[Website and app data records]

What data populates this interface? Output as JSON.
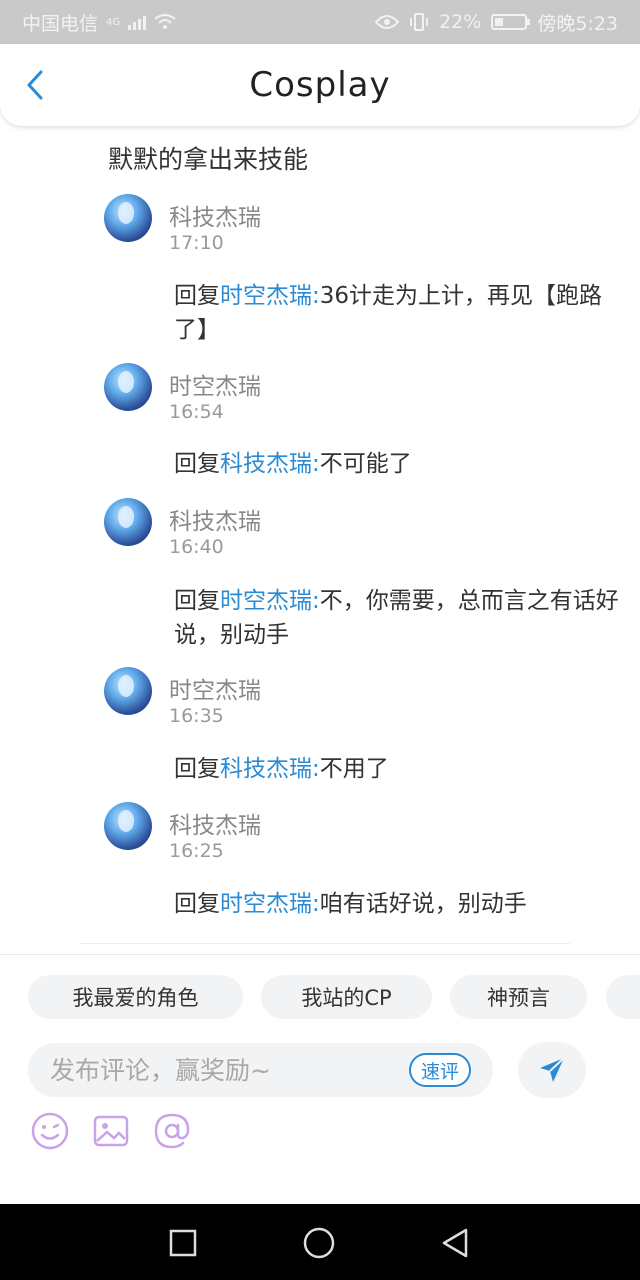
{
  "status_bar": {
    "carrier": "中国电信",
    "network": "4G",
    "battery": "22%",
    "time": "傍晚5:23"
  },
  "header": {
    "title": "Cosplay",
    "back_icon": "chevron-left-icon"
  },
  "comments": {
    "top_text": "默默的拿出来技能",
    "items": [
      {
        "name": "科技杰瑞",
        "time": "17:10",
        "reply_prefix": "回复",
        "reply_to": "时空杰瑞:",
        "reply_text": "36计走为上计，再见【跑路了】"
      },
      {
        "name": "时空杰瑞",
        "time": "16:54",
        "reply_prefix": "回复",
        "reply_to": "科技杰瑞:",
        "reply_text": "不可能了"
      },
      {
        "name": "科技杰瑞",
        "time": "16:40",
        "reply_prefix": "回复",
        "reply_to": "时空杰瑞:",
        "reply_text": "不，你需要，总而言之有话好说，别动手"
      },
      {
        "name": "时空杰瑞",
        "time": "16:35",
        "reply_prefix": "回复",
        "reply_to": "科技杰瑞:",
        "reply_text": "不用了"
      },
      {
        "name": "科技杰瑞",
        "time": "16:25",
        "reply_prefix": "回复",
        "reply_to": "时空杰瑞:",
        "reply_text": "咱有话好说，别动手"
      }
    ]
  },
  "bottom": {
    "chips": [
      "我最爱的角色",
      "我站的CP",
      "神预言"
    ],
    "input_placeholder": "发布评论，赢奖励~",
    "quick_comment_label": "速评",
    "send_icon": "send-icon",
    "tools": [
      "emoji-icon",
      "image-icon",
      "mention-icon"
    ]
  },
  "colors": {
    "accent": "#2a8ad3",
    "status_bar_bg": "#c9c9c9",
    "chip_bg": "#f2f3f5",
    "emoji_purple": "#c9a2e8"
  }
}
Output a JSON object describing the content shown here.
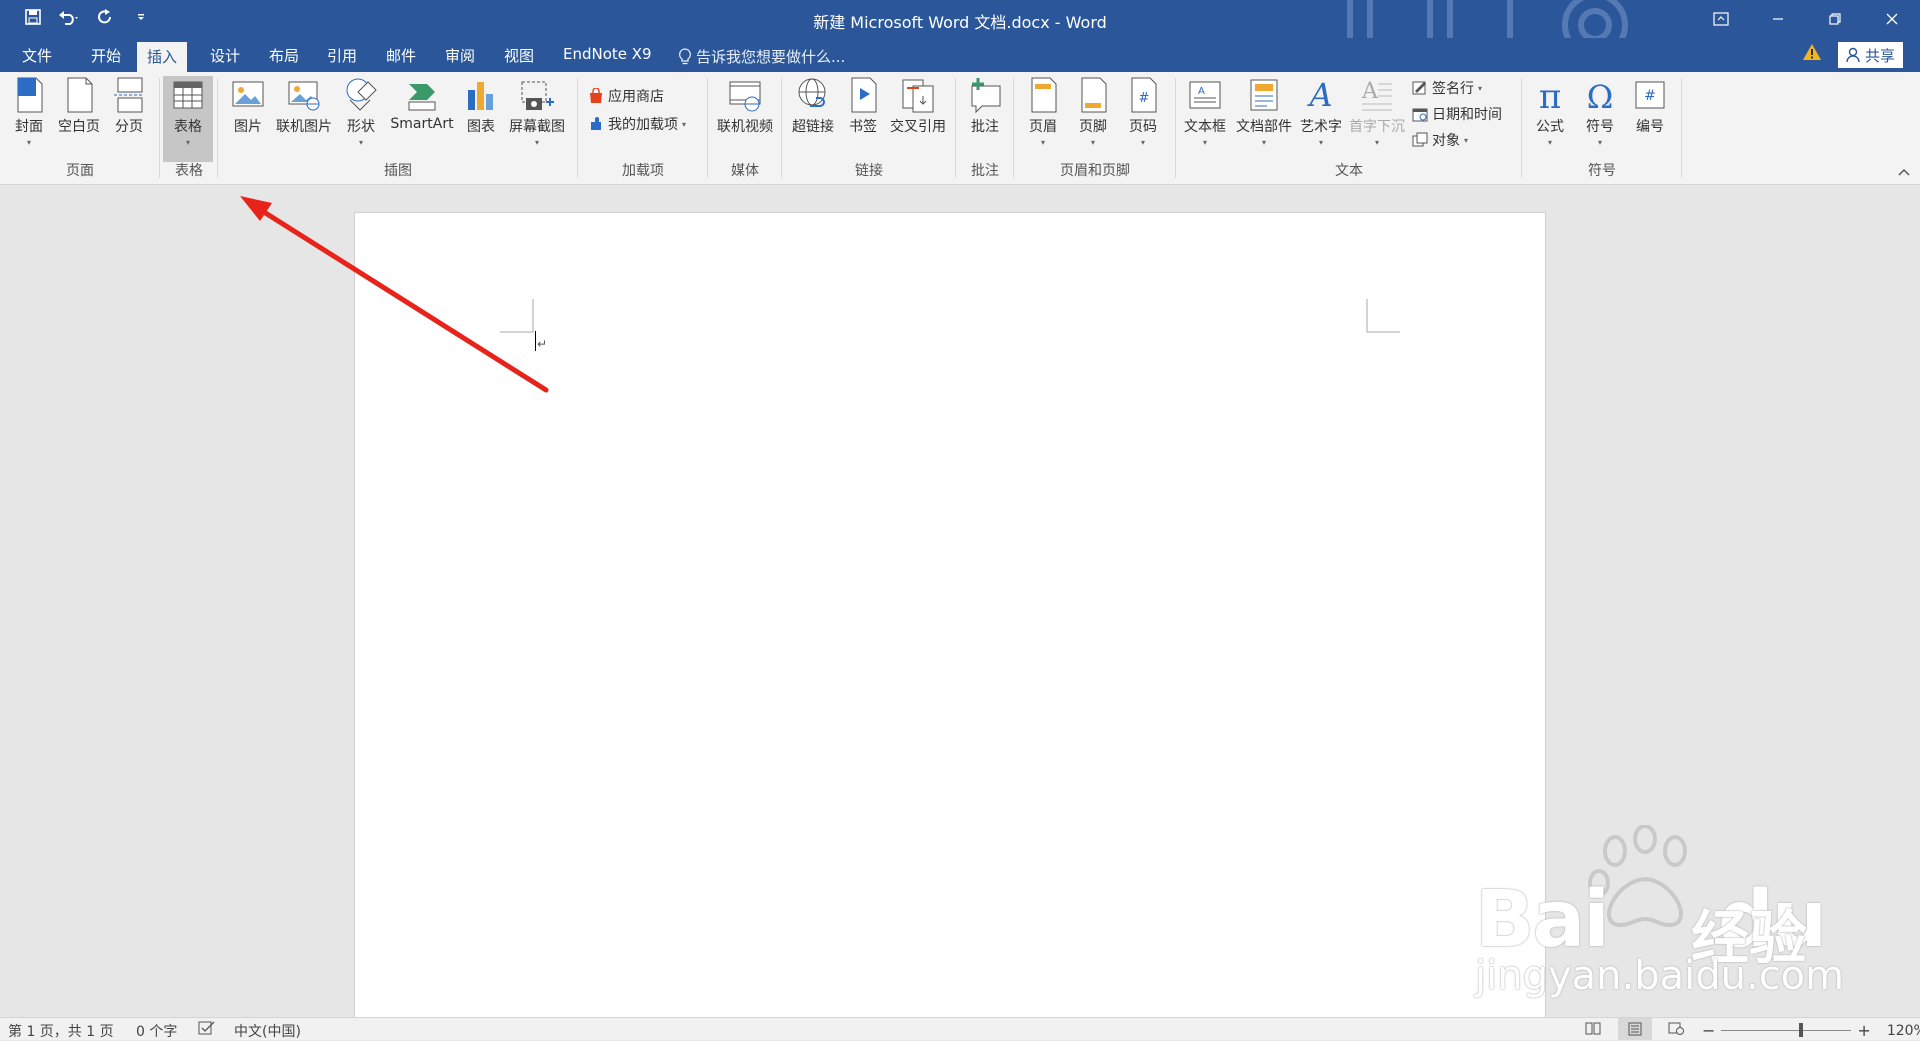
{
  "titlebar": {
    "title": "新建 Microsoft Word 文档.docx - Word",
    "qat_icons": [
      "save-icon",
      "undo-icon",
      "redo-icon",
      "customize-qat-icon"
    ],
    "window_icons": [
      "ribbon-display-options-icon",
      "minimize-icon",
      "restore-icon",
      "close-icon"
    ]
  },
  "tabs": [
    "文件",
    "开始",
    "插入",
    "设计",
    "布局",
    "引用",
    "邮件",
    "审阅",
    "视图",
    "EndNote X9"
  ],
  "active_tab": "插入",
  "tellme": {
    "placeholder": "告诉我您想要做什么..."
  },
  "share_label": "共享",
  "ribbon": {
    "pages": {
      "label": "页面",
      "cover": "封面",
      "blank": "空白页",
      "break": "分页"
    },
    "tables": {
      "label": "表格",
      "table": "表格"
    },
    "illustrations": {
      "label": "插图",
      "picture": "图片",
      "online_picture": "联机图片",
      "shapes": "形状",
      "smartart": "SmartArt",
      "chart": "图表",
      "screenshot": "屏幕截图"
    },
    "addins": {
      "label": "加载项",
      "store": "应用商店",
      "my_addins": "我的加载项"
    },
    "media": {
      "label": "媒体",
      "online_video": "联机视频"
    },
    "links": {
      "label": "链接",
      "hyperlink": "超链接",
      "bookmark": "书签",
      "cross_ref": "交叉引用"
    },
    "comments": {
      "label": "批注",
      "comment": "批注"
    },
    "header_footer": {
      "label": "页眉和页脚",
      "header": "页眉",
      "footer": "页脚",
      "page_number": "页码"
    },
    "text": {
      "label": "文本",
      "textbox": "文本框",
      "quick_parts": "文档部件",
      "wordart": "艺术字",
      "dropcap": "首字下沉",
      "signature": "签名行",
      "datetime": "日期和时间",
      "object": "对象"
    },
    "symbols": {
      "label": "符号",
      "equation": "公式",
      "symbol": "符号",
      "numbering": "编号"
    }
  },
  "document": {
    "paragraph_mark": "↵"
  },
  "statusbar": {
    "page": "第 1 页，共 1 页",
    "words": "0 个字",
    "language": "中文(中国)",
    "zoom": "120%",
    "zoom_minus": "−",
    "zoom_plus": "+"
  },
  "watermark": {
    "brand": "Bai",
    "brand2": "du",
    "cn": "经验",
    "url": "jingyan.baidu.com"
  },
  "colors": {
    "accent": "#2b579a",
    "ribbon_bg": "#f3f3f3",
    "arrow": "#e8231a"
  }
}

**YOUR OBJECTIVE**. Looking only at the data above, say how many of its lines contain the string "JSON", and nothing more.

**SOLUTION**. 2